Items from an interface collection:

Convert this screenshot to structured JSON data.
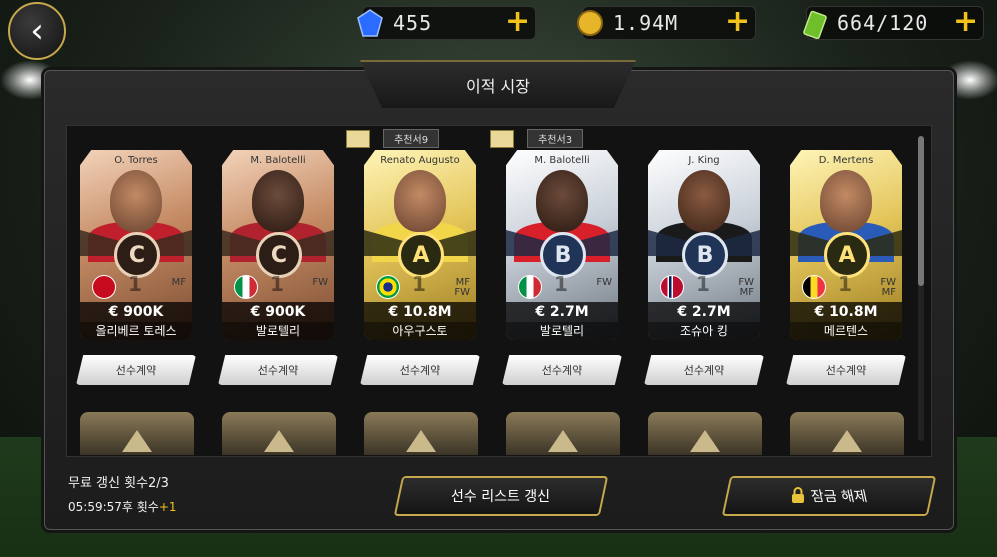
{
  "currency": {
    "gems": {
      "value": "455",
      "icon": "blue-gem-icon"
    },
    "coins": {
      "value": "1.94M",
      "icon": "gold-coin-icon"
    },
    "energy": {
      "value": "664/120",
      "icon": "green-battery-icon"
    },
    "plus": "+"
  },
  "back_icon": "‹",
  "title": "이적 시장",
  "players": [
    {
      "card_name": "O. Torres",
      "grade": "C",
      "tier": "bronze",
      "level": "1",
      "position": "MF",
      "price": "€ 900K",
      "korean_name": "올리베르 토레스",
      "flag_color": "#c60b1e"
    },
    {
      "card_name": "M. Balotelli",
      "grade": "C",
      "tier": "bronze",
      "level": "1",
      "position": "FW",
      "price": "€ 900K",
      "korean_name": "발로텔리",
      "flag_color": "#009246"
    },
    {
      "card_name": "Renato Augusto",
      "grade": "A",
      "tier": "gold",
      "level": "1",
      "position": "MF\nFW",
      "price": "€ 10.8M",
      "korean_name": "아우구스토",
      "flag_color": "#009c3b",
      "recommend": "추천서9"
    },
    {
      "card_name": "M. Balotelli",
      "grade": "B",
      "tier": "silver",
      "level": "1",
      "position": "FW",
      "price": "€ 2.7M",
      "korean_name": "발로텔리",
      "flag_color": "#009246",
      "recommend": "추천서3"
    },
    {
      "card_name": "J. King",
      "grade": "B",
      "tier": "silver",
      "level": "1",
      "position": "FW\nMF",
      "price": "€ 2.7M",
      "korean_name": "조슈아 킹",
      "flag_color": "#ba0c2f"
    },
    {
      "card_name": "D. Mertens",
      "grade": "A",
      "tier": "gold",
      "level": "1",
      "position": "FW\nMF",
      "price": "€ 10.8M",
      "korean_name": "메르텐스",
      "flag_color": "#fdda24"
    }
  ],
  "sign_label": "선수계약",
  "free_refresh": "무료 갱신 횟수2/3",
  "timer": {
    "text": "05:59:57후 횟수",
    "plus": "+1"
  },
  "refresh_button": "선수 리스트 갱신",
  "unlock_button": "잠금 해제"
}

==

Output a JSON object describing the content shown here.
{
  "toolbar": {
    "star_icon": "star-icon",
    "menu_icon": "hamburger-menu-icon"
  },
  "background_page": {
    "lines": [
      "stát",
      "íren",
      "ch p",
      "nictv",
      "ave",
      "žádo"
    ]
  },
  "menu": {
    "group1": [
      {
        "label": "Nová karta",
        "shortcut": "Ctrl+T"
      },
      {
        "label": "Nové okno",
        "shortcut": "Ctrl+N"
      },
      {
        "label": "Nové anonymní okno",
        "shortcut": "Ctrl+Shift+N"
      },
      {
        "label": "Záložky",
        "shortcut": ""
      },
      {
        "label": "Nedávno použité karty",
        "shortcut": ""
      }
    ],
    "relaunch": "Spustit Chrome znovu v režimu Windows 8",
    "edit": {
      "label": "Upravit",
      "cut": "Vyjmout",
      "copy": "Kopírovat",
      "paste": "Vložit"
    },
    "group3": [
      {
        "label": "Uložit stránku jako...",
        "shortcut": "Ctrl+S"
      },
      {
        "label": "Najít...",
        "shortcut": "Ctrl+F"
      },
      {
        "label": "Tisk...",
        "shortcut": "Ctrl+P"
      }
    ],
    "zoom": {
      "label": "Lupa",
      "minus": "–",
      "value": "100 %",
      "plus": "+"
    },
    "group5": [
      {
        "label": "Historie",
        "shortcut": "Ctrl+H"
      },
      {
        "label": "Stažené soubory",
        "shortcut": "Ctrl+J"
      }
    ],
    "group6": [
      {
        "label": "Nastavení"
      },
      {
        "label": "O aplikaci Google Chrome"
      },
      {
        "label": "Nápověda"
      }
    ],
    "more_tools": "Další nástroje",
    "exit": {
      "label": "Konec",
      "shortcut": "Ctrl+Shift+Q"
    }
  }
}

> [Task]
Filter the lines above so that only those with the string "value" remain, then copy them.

> [Solution to this exercise]
      "value": "455",
      "value": "1.94M",
      "value": "664/120",
      "value": "100 %",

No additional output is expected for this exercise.